Cassie, a 3-year-old Bengal tiger at the Heritage Park Zoological Sanctuary, underwent spay surgery May 14 at the Prescott Animal Hospital Equine Surgical Center.
Local vets perform surgery on Bengal tiger
Friday, June 12, 2009
Veterinarians spay or neuter animals every day. But for Dr. Ken Skinner and the staff at Prescott Animal Hospital, the patient on the operating table May 14 was a little out of the ordinary.
Dr. Skinner and his team spayed one of the newest residents at the Heritage Park Zoological Sanctuary – Cassie, a 3-year-old Bengal tiger.
Heritage Park Executive Director Pam McLaren said spaying a 300-pound tiger requires a lot of planning.
“It was a big ordeal, simply because of Cassie’s size. Dr. Skinner came to the sanctuary to walk through the entire procedure, and then we made a dry run of transporting Cassie to the Equine Surgical Center, where Dr. Skinner performed the surgery.
“We knew where she was going to be on the table and where we would park,” Dr. Skinner said.
Unlike housecats, whose owners bring them to the veterinarian’s office awake and in a carrier, Cassie required anesthetizing at the sanctuary in order to move her.
Dr. Skinner rode with her in a horse trailer to and from the surgical center to ensure that no problems arose with the anesthesia, or in case she needed more anesthesia.
Cassie’s surgery lasted about 90 minutes
Dr. Skinner said that while it was exciting operating on a Bengal tiger, “It is really just a difference in size. The biggest issue is transporting and anesthesia.”
The vet said that while the Prescott Animal Hospital cares for all the animals at the sanctuary, “it is not every day we get to operate on a tiger. It is not every day anyone gets to operate on a tiger.”
McLaren said that while the actual procedure was similar to any other spaying, Cassie’s size presented obstacles.
“It took three men to pull her diaphragm open,” McLaren said.

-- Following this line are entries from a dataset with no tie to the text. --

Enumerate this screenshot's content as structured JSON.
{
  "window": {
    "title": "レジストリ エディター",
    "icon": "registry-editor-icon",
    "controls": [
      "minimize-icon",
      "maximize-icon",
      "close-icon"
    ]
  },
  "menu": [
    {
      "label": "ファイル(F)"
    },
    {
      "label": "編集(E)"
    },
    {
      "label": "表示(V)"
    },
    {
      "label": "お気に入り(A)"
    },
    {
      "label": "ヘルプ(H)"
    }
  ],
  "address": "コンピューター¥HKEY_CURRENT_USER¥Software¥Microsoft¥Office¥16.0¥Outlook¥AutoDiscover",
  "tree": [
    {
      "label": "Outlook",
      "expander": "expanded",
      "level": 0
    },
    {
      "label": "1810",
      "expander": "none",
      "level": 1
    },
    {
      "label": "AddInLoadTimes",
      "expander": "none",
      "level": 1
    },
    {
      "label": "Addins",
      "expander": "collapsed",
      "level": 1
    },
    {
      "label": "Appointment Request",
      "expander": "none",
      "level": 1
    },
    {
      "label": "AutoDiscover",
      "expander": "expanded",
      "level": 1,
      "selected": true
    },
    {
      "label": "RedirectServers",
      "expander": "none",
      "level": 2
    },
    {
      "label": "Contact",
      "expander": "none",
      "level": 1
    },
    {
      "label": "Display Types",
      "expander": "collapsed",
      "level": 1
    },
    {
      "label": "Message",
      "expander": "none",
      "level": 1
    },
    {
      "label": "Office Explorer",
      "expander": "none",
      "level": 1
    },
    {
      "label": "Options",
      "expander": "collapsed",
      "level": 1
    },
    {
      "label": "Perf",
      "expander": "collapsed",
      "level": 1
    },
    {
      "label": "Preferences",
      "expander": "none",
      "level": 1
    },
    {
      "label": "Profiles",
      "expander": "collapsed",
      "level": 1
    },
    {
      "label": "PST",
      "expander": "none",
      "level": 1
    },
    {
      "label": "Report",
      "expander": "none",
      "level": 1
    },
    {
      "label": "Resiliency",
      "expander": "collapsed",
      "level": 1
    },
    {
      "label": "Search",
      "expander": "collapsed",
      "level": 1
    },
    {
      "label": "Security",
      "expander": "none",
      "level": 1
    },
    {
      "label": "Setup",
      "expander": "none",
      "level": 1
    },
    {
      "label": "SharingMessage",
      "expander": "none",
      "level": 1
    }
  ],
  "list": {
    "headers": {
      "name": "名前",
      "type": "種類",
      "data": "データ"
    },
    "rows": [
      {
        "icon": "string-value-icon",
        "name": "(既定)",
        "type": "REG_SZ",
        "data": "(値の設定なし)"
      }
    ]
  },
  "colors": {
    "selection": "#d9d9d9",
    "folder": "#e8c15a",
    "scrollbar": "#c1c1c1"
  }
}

Dr. Skinner said the reasons for spaying Cassie are the same for a small cat or dog: behavioral changes while in heat, prevention of mammary or uterine cancer and prevention of uterine infection.
“Spaying was for her long-term health,” Dr. Skinner said.
Dr. Skinner gave Cassie her annual physical while she was asleep. He drew blood and checked her skin, hair, eyes and teeth.
Doctors Mark Anderson and Rick Smith assisted with the surgery.
McLaren said Cassie recovered nicely and is back on display at the sanctuary.